UN Secretary-General António Guterres (right) and Peter Thomson (left), President of the 71st session of the General Assembly, with Chinese President Xi Jinping, during his visit to the UN Office at Geneva, January 2017 (Jean-Marc Ferré/United Nations Photo/Flickr)

In much of the 20th century, imperial Britain then the US were able to use their diplomatic domination to translate their bilateral supremacy – as the greatest source of aid, or arms, or trade, or other core voting determinants – into multilateral influence. In the 21st century, it is the PRC that is proving most capable of translating its intense bilateral efforts into international impregnability.

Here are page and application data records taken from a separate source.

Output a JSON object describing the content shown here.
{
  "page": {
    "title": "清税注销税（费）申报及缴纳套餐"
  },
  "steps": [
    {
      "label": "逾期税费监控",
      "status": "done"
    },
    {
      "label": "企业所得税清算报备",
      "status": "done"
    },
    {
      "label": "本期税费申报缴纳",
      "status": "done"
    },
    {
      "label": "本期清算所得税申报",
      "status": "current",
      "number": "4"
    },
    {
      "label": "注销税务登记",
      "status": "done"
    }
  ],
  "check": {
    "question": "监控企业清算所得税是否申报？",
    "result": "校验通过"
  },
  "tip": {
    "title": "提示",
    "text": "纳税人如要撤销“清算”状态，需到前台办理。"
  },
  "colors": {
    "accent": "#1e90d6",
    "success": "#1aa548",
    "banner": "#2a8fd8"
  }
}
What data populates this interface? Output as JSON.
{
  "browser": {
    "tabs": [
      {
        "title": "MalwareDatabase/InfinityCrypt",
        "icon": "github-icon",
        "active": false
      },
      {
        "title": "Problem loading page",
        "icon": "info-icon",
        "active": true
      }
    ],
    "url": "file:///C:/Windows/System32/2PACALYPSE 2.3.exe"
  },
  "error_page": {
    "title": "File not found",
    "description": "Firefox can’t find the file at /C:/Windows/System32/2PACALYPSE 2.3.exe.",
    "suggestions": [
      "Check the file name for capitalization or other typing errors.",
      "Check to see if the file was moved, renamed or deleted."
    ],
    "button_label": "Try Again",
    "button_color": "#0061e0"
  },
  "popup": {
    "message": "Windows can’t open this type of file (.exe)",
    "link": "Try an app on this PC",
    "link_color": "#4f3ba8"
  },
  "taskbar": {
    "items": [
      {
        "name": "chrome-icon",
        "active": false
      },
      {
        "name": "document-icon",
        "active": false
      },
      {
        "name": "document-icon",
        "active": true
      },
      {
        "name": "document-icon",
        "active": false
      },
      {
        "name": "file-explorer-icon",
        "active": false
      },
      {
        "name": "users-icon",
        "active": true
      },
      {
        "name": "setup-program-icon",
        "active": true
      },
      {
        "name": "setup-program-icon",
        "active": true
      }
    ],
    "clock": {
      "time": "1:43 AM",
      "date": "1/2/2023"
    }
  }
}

Thus for instance, Amnesty International in its current country report summarises the PRC’s human rights record as “marked by a systematic crackdown on dissent”, its justice system “plagued by unfair trials and torture and other ill-treatment in detention, information on its extensive use of the death penalty still a state secret, and “particularly severe” repression “under the guise of ‘anti-separatism’ or ‘counter-terrorism’” in Xinjiang and Tibet. And Human Rights Watch executive director Kenneth Roth has said in a recent essay on “China’s Global Threat to Human Rights” that “China’s government sees human rights as an existential threat. Its reaction could pose an existential threat to the rights of people worldwide.”

In contrast, the UN Human Rights Council praised China last year for the progress it had made on human rights over the past five years and the positive role it has played in advancing the human rights cause.

Wilfred Chan concluded, for the American publication The Nation, that  “the WHO has never operated free from state interests”.

Like other international agencies founded under the UN in the wake of the Second World War, he wrote, the agency originated as a tool of the 20th century US-led world order, and he cited a 1954 speech made by Republican Representative Frances P. Bolton on the anniversary of the agency’s founding: “In our global struggle against communism, one of our principal endeavours is to keep the free world strong. Disease breeds poverty and poverty breeds further disease. International communism thrives on both.”

Health was thus perceived in the 20th century, Chan commented, as a means to a geopolitical end. The 21st century appears little different. Same means, just different geopolitical ends.